Five police officers in northern Italy have been placed under house arrest pending an inquiry into allegations they beat and tortured detainees, most of them foreign nationals, newspapers reported on Wednesday.

Italian police officers investigated for beatings and torture of suspects

An inspector and four officers in Verona, northeast Italy, are accused of beating and insulting people held in custody, La Stampa daily reported.

A dozen of their colleagues are also under investigation for having allegedly done nothing to stop the abuse, the report added.

La Stampa cited a former prisoner, a Romanian, who said officers had forced him to urinate in a corner of his cell at a police station in Verona, having refused to let him use the toilet.

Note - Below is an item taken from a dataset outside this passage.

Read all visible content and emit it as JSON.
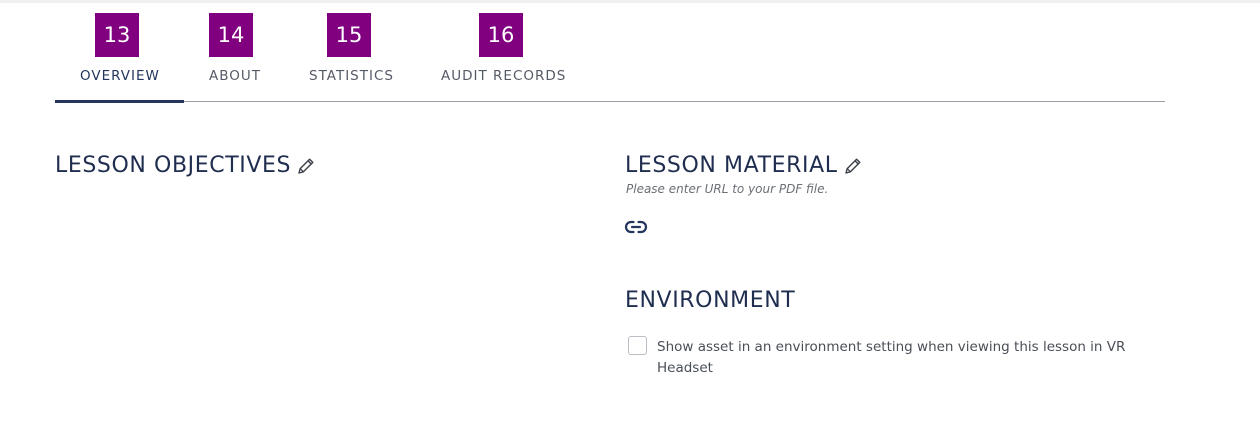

Afterwards, they beat him up and dragged him over the floor where he had had to urinate, to punish him.

“If these facts are confirmed, it would be enormously serious,” Interior Minister Matteo Piantedosi said Wednesday.

READ ALSO: ‘Treated like a dog’: Transgender woman sues over Italian police brutality

Such conduct damaged “not just the dignity of the victims but also the honour and the reputation” of thousands of honest police officers, he added.

Late last month, a Brazilian transgender woman sued police officers in Milan for alleged brutality, after they beat her in an incident recorded in a video that went viral online.

It showed three officers using their batons to strike the 41-year-old on the head and in the ribs while spraying her with tear gas as she sat in the street, her hands raised.

Prosecutors have opened an investigation into the incident.